╔══
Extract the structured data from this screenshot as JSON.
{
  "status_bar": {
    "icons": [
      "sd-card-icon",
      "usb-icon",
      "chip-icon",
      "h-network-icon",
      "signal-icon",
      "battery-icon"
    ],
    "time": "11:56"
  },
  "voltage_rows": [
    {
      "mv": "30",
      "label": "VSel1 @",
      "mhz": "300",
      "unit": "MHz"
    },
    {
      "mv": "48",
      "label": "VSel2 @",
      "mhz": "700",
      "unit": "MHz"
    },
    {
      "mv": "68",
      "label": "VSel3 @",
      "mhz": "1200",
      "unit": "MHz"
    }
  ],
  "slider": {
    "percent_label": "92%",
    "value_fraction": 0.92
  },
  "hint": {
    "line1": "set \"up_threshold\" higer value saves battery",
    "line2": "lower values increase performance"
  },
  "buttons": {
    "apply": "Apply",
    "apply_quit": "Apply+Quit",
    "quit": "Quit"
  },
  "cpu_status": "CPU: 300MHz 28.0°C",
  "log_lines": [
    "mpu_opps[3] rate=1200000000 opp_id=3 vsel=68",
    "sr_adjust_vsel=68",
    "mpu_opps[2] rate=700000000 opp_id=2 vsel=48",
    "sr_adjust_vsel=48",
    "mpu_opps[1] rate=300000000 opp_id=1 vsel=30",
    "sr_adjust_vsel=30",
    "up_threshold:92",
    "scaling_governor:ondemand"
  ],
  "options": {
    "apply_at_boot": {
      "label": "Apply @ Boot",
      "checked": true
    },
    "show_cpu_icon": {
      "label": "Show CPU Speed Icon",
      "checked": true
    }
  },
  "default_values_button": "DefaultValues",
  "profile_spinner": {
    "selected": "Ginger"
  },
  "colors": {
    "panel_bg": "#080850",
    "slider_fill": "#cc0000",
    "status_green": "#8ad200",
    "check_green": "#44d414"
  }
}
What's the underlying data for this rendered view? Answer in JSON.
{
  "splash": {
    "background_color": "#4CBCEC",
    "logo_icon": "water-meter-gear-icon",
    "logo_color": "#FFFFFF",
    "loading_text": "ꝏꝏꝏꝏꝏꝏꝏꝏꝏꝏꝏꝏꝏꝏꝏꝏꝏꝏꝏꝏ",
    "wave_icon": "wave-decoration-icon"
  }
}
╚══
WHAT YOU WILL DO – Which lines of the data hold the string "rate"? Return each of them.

FINISHED EXERCISE –
    "mpu_opps[3] rate=1200000000 opp_id=3 vsel=68",
    "mpu_opps[2] rate=700000000 opp_id=2 vsel=48",
    "mpu_opps[1] rate=300000000 opp_id=1 vsel=30",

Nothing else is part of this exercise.